This man, it seemed to me, had come out of Immensity merely to save my life. To-morrow he would drop over the side, and vanish again out of my existence. Even had it been under commonplace circumstances, it would have made me a trifle thoughtful; but in the first place was the singularity of an educated man living on this unknown little island, and coupled with that the extraordinary nature of his luggage. I found myself repeating the captain‘s question, What did he want with the beasts? Why, too, had he pretended they were not his when I had remarked about them at first? Then, again, in his personal attendant there was a bizarre quality which had impressed me profoundly. These circumstances threw a haze of mystery round the man. They laid hold of my imagination, and hampered my tongue.

Towards midnight our talk of London died away, and we stood side by side leaning over the bulwarks and staring dreamily over the silent, starlit sea, each pursuing his own thoughts. It was the atmosphere for sentiment, and I began upon my gratitude.

“If I may say it,” said I, after a time, “you have saved my life.”

“Chance,” he answered. “Just chance.”

“I prefer to make my thanks to the accessible agent.”

“Thank no one. You had the need, and I had the knowledge; and I injected and fed you much as I might have collected a specimen. I was bored, and wanted something to do. If I’d been jaded that day, or hadn’t liked your face, well—it’s a curious question where you would have been now!”

This damped my mood a little. “At any rate,” I began.

“It’s chance, I tell you,” he interrupted,—“as everything is in a man’s life. Only the asses won’t see it! Why am I here now, an outcast from civilisation, instead of being a happy man enjoying all the pleasures of London? Simply because eleven years ago—I lost my head for ten minutes on a foggy night.”

He stopped. “Yes?” said I.

“That’s all.”

We relapsed into silence. Presently he laughed. “There’s something in this starlight that loosens one’s tongue. I’m an ass, and yet somehow I would like to tell you.”

“Whatever you tell me, you may rely upon my keeping to myself—if that’s it.”

He was on the point of beginning, and then shook his head, doubtfully.

“Don’t,” said I. “It is all the same to me. After all, it is better to keep your secret. There’s nothing gained but a little relief if I respect your confidence. If I don’t—well?”

He grunted undecidedly. I felt I had him at a disadvantage, had caught him in the mood of indiscretion; and to tell the truth I was not curious to learn what might have driven a young medical student out of London. I have an imagination. I shrugged my shoulders and turned away. Over the taffrail leant a silent black figure, watching the stars. It was Montgomery’s strange attendant. It looked over its shoulder quickly with my movement, then looked away again.
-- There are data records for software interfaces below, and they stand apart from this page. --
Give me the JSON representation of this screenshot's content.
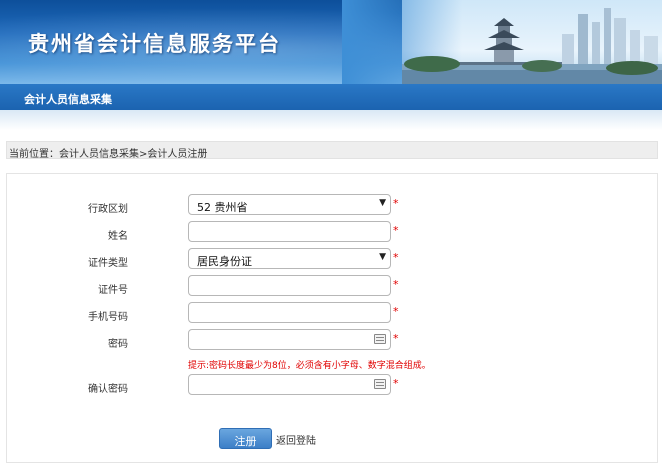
{
  "header": {
    "site_title": "贵州省会计信息服务平台"
  },
  "nav": {
    "items": [
      {
        "label": "会计人员信息采集"
      }
    ]
  },
  "breadcrumb": {
    "text": "当前位置：会计人员信息采集>会计人员注册"
  },
  "form": {
    "region_label": "行政区划",
    "region_value": "52 贵州省",
    "name_label": "姓名",
    "name_value": "",
    "id_type_label": "证件类型",
    "id_type_value": "居民身份证",
    "id_number_label": "证件号",
    "id_number_value": "",
    "phone_label": "手机号码",
    "phone_value": "",
    "password_label": "密码",
    "password_value": "",
    "password_hint": "提示:密码长度最少为8位，必须含有小字母、数字混合组成。",
    "confirm_label": "确认密码",
    "confirm_value": "",
    "required_mark": "*"
  },
  "actions": {
    "register_label": "注册",
    "back_label": "返回登陆"
  },
  "colors": {
    "brand_blue": "#1b63b0",
    "required_red": "#e00000"
  }
}
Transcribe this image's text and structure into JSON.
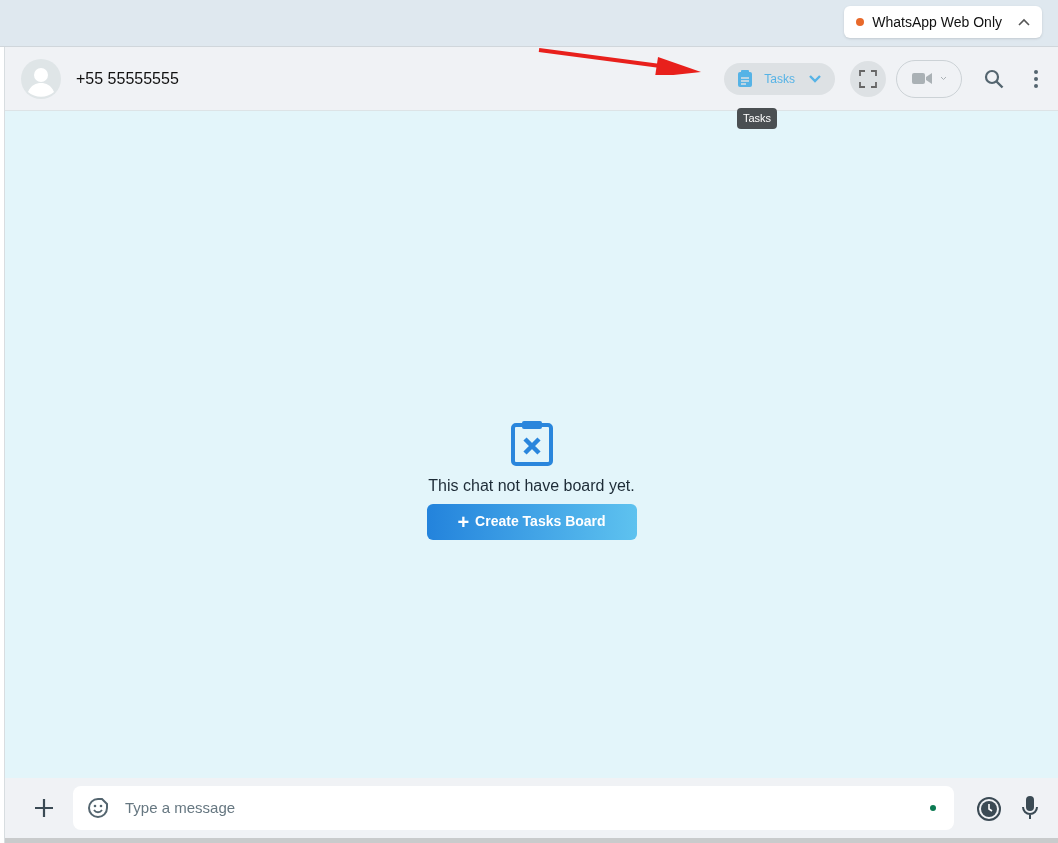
{
  "mode_badge": {
    "label": "WhatsApp Web Only",
    "color": "#e8692a"
  },
  "chat_header": {
    "contact": "+55 55555555",
    "tasks_button": {
      "label": "Tasks"
    },
    "tooltip": "Tasks"
  },
  "board": {
    "message": "This chat not have board yet.",
    "create_button": {
      "icon": "+",
      "label": "Create Tasks Board"
    }
  },
  "composer": {
    "placeholder": "Type a message"
  }
}
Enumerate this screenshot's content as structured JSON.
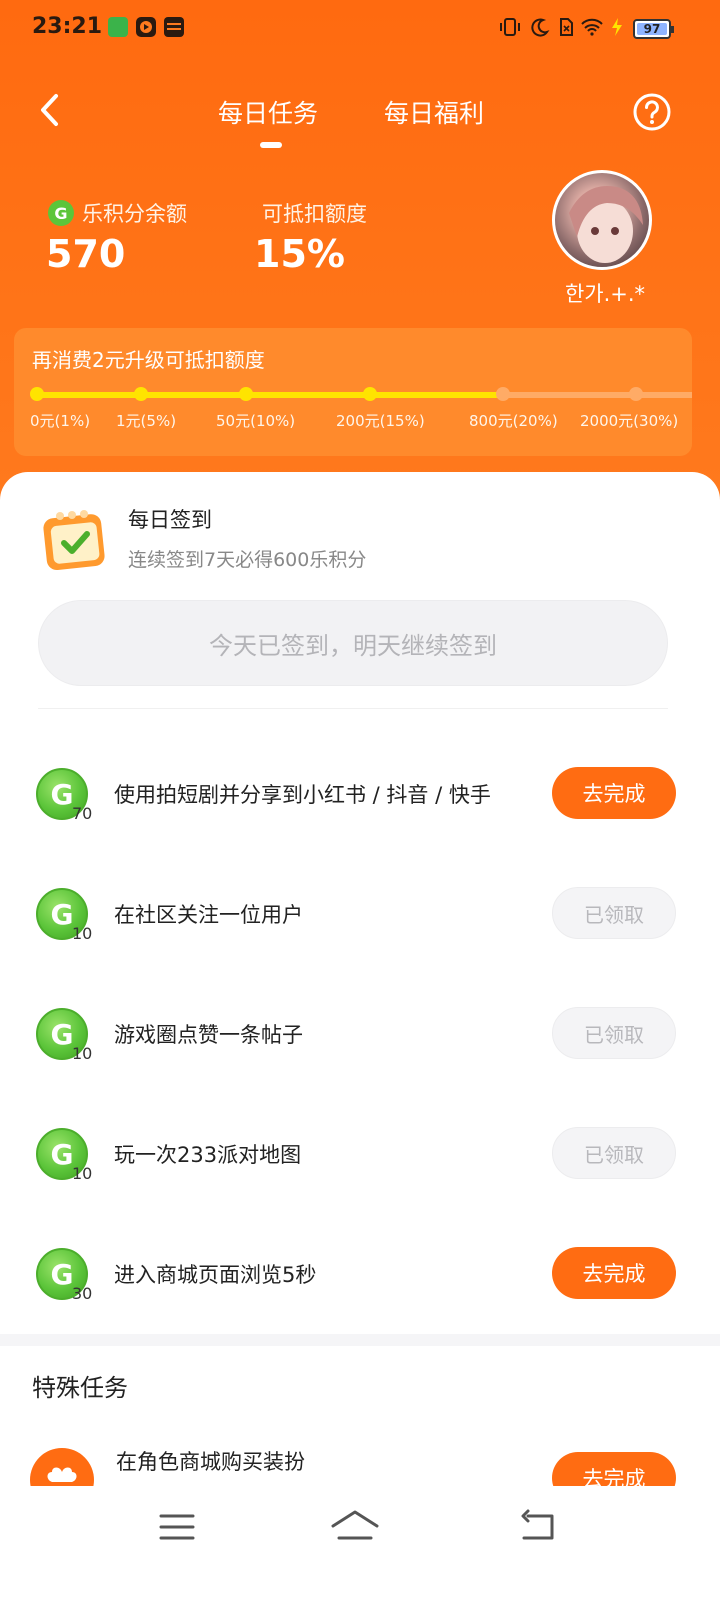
{
  "status_bar": {
    "time": "23:21",
    "battery": "97"
  },
  "nav": {
    "tab_tasks": "每日任务",
    "tab_welfare": "每日福利"
  },
  "points": {
    "balance_label": "乐积分余额",
    "balance_value": "570",
    "deduct_label": "可抵扣额度",
    "deduct_value": "15%"
  },
  "user": {
    "name": "한가.+.*"
  },
  "level": {
    "title": "再消费2元升级可抵扣额度",
    "steps": [
      "0元(1%)",
      "1元(5%)",
      "50元(10%)",
      "200元(15%)",
      "800元(20%)",
      "2000元(30%)"
    ]
  },
  "checkin": {
    "title": "每日签到",
    "subtitle": "连续签到7天必得600乐积分",
    "button": "今天已签到，明天继续签到"
  },
  "tasks": [
    {
      "points": "70",
      "text": "使用拍短剧并分享到小红书 / 抖音 / 快手",
      "action": "去完成",
      "done": false
    },
    {
      "points": "10",
      "text": "在社区关注一位用户",
      "action": "已领取",
      "done": true
    },
    {
      "points": "10",
      "text": "游戏圈点赞一条帖子",
      "action": "已领取",
      "done": true
    },
    {
      "points": "10",
      "text": "玩一次233派对地图",
      "action": "已领取",
      "done": true
    },
    {
      "points": "30",
      "text": "进入商城页面浏览5秒",
      "action": "去完成",
      "done": false
    }
  ],
  "special": {
    "title": "特殊任务",
    "item_text": "在角色商城购买装扮",
    "item_action": "去完成"
  },
  "coin_letter": "G",
  "colors": {
    "brand": "#FF6A10",
    "coin": "#5CC53A",
    "progress": "#FFE400"
  }
}
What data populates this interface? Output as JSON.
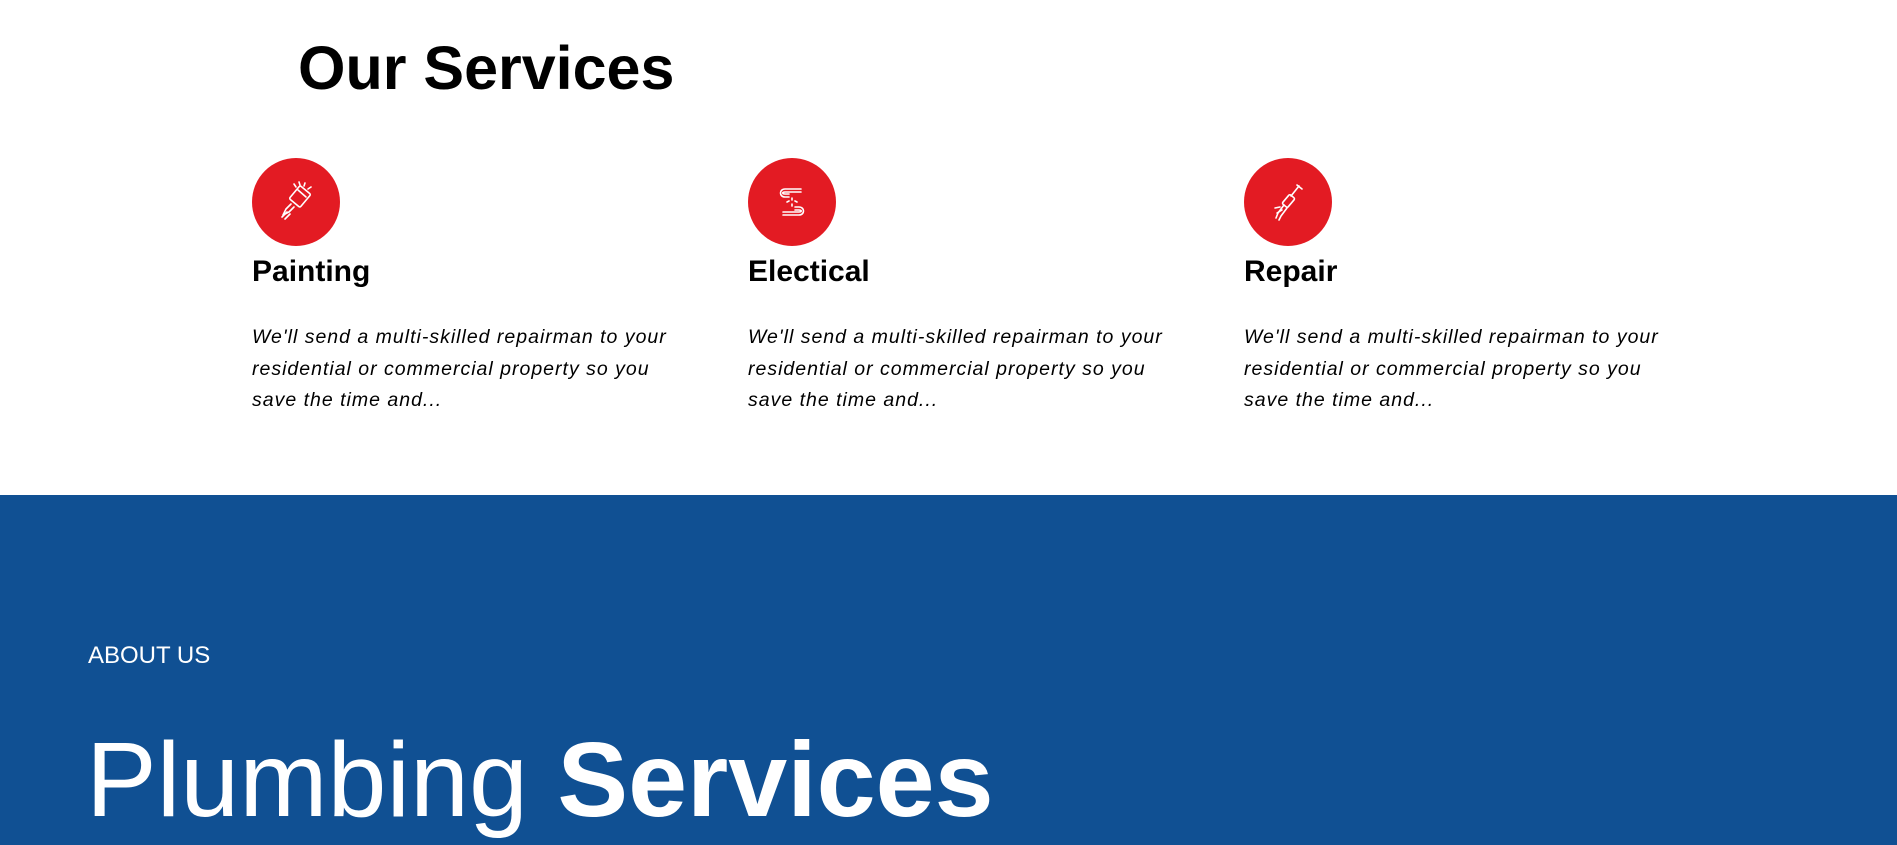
{
  "services": {
    "title": "Our Services",
    "items": [
      {
        "icon": "paint-brush-icon",
        "title": "Painting",
        "text": "We'll send a multi-skilled repairman to your residential or commercial property so you save the time and..."
      },
      {
        "icon": "cable-icon",
        "title": "Electical",
        "text": "We'll send a multi-skilled repairman to your residential or commercial property so you save the time and..."
      },
      {
        "icon": "screwdriver-icon",
        "title": "Repair",
        "text": "We'll send a multi-skilled repairman to your residential or commercial property so you save the time and..."
      }
    ]
  },
  "about": {
    "eyebrow": "ABOUT US",
    "heading_light": "Plumbing",
    "heading_bold": "Services"
  },
  "colors": {
    "accent_red": "#e31b23",
    "brand_blue": "#105093",
    "text": "#000000",
    "on_dark": "#ffffff"
  }
}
It may seem a little thing to you, perhaps, but it came like a sudden blow to me. The only light near us was a lantern at the wheel. The creature’s face was turned for one brief instant out of the dimness of the stern towards this illumination, and I saw that the eyes that glanced at me shone with a pale-green light. I did not know then that a reddish luminosity, at least, is not uncommon in human eyes. The thing came to me as stark inhumanity. That black figure with its eyes of fire struck down through all my adult thoughts and feelings, and for a moment the forgotten horrors of childhood came back to my mind. Then the effect passed as it had come. An uncouth black figure of a man, a figure of no particular import, hung over the taffrail against the starlight, and I found Montgomery was speaking to me.

“I’m thinking of turning in, then,” said he, “if you’ve had enough of this.”

I answered him incongruously. We went below, and he wished me good-night at the door of my cabin.

That night I had some very unpleasant dreams. The waning moon rose late. Its light struck a ghostly white beam across my cabin, and made an ominous shape on the planking by my bunk. Then the staghounds woke, and began howling and baying; so that I dreamt fitfully, and scarcely slept until the approach of dawn.